EXERCISE DIRECTIONS: Retype each entry. Leave nothing out.

DATASET CONTENT:
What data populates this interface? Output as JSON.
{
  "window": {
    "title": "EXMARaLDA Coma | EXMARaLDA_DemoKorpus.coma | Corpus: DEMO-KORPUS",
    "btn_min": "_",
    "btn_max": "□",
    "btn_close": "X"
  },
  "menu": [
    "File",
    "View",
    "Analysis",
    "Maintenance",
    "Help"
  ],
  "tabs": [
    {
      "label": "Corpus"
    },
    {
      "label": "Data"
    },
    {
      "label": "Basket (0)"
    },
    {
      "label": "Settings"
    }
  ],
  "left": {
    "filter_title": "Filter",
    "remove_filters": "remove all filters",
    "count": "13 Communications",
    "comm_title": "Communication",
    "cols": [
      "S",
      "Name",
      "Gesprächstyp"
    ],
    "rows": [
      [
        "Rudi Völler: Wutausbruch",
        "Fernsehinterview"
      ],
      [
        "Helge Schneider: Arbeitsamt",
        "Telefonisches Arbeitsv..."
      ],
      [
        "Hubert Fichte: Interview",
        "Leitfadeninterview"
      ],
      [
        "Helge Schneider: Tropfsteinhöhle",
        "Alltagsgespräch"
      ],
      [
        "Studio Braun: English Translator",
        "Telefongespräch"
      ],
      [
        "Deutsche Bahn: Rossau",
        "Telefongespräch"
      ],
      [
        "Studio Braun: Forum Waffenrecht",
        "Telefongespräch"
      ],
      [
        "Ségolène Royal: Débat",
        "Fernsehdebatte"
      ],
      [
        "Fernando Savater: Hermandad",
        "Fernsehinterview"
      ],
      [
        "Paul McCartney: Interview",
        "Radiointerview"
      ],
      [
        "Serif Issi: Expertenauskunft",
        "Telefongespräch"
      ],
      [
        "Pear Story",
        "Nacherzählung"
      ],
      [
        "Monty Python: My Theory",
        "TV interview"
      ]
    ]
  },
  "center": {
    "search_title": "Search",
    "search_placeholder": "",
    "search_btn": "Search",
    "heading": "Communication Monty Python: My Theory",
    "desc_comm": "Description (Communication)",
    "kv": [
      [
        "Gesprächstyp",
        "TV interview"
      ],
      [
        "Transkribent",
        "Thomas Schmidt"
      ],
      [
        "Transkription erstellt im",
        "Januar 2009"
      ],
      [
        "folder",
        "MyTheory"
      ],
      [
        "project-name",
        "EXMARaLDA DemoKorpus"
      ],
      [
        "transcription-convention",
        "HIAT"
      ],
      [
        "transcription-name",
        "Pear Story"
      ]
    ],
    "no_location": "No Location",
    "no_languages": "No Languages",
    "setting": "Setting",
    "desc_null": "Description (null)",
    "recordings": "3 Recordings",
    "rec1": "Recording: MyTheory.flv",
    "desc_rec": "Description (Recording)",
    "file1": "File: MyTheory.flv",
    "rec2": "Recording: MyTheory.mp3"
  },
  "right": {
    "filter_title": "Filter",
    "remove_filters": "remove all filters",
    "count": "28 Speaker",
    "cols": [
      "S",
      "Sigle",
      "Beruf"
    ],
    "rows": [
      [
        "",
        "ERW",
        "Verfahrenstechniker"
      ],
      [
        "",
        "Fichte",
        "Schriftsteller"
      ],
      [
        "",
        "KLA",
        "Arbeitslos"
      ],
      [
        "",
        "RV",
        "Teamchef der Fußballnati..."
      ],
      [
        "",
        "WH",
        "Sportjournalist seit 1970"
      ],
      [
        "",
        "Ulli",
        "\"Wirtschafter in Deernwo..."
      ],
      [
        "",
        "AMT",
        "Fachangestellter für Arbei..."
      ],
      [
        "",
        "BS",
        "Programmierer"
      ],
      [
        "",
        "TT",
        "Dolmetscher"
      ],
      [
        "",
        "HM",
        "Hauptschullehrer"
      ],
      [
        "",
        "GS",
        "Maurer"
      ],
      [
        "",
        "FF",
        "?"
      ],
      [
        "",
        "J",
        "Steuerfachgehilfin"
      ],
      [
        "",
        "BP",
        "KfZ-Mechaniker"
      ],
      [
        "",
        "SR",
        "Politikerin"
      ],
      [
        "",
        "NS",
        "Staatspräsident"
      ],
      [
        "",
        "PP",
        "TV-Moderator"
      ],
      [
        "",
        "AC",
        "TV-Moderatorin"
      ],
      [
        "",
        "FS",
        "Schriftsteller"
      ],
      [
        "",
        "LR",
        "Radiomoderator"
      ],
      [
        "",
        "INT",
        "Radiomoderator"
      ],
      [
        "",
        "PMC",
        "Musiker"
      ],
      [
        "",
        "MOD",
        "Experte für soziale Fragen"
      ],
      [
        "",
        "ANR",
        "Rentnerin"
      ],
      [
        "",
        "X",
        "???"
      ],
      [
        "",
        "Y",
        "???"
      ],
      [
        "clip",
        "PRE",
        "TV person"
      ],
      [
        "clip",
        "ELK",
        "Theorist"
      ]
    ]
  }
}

EXERCISE ANSWER:
What data populates this interface? Output as JSON.
{
  "window": {
    "title": "EXMARaLDA Coma | EXMARaLDA_DemoKorpus.coma | Corpus: DEMO-KORPUS",
    "btn_min": "_",
    "btn_max": "□",
    "btn_close": "X"
  },
  "menu": [
    "File",
    "View",
    "Analysis",
    "Maintenance",
    "Help"
  ],
  "tabs": [
    {
      "label": "Corpus"
    },
    {
      "label": "Data"
    },
    {
      "label": "Basket (0)"
    },
    {
      "label": "Settings"
    }
  ],
  "left": {
    "filter_title": "Filter",
    "remove_filters": "remove all filters",
    "count": "13 Communications",
    "comm_title": "Communication",
    "cols": [
      "S",
      "Name",
      "Gesprächstyp"
    ],
    "rows": [
      [
        "Rudi Völler: Wutausbruch",
        "Fernsehinterview"
      ],
      [
        "Helge Schneider: Arbeitsamt",
        "Telefonisches Arbeitsv..."
      ],
      [
        "Hubert Fichte: Interview",
        "Leitfadeninterview"
      ],
      [
        "Helge Schneider: Tropfsteinhöhle",
        "Alltagsgespräch"
      ],
      [
        "Studio Braun: English Translator",
        "Telefongespräch"
      ],
      [
        "Deutsche Bahn: Rossau",
        "Telefongespräch"
      ],
      [
        "Studio Braun: Forum Waffenrecht",
        "Telefongespräch"
      ],
      [
        "Ségolène Royal: Débat",
        "Fernsehdebatte"
      ],
      [
        "Fernando Savater: Hermandad",
        "Fernsehinterview"
      ],
      [
        "Paul McCartney: Interview",
        "Radiointerview"
      ],
      [
        "Serif Issi: Expertenauskunft",
        "Telefongespräch"
      ],
      [
        "Pear Story",
        "Nacherzählung"
      ],
      [
        "Monty Python: My Theory",
        "TV interview"
      ]
    ]
  },
  "center": {
    "search_title": "Search",
    "search_placeholder": "",
    "search_btn": "Search",
    "heading": "Communication Monty Python: My Theory",
    "desc_comm": "Description (Communication)",
    "kv": [
      [
        "Gesprächstyp",
        "TV interview"
      ],
      [
        "Transkribent",
        "Thomas Schmidt"
      ],
      [
        "Transkription erstellt im",
        "Januar 2009"
      ],
      [
        "folder",
        "MyTheory"
      ],
      [
        "project-name",
        "EXMARaLDA DemoKorpus"
      ],
      [
        "transcription-convention",
        "HIAT"
      ],
      [
        "transcription-name",
        "Pear Story"
      ]
    ],
    "no_location": "No Location",
    "no_languages": "No Languages",
    "setting": "Setting",
    "desc_null": "Description (null)",
    "recordings": "3 Recordings",
    "rec1": "Recording: MyTheory.flv",
    "desc_rec": "Description (Recording)",
    "file1": "File: MyTheory.flv",
    "rec2": "Recording: MyTheory.mp3"
  },
  "right": {
    "filter_title": "Filter",
    "remove_filters": "remove all filters",
    "count": "28 Speaker",
    "cols": [
      "S",
      "Sigle",
      "Beruf"
    ],
    "rows": [
      [
        "",
        "ERW",
        "Verfahrenstechniker"
      ],
      [
        "",
        "Fichte",
        "Schriftsteller"
      ],
      [
        "",
        "KLA",
        "Arbeitslos"
      ],
      [
        "",
        "RV",
        "Teamchef der Fußballnati..."
      ],
      [
        "",
        "WH",
        "Sportjournalist seit 1970"
      ],
      [
        "",
        "Ulli",
        "\"Wirtschafter in Deernwo..."
      ],
      [
        "",
        "AMT",
        "Fachangestellter für Arbei..."
      ],
      [
        "",
        "BS",
        "Programmierer"
      ],
      [
        "",
        "TT",
        "Dolmetscher"
      ],
      [
        "",
        "HM",
        "Hauptschullehrer"
      ],
      [
        "",
        "GS",
        "Maurer"
      ],
      [
        "",
        "FF",
        "?"
      ],
      [
        "",
        "J",
        "Steuerfachgehilfin"
      ],
      [
        "",
        "BP",
        "KfZ-Mechaniker"
      ],
      [
        "",
        "SR",
        "Politikerin"
      ],
      [
        "",
        "NS",
        "Staatspräsident"
      ],
      [
        "",
        "PP",
        "TV-Moderator"
      ],
      [
        "",
        "AC",
        "TV-Moderatorin"
      ],
      [
        "",
        "FS",
        "Schriftsteller"
      ],
      [
        "",
        "LR",
        "Radiomoderator"
      ],
      [
        "",
        "INT",
        "Radiomoderator"
      ],
      [
        "",
        "PMC",
        "Musiker"
      ],
      [
        "",
        "MOD",
        "Experte für soziale Fragen"
      ],
      [
        "",
        "ANR",
        "Rentnerin"
      ],
      [
        "",
        "X",
        "???"
      ],
      [
        "",
        "Y",
        "???"
      ],
      [
        "clip",
        "PRE",
        "TV person"
      ],
      [
        "clip",
        "ELK",
        "Theorist"
      ]
    ]
  }
}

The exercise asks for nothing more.